■ **Stored data**
**********

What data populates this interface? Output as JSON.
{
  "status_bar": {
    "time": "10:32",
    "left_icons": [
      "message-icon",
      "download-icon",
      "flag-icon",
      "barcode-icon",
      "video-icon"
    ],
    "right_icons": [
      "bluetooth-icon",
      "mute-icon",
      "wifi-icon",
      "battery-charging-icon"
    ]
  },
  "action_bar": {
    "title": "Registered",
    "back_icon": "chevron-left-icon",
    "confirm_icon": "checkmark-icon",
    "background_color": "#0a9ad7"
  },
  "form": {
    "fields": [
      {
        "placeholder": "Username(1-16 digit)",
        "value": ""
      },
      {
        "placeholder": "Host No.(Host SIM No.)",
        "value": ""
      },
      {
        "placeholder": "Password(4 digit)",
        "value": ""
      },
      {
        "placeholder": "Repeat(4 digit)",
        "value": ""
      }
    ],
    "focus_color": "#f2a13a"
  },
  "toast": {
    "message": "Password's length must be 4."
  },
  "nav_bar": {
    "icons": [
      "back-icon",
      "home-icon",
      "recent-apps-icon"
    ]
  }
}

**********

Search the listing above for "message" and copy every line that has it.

      "message-icon",
    "message": "Password's length must be 4."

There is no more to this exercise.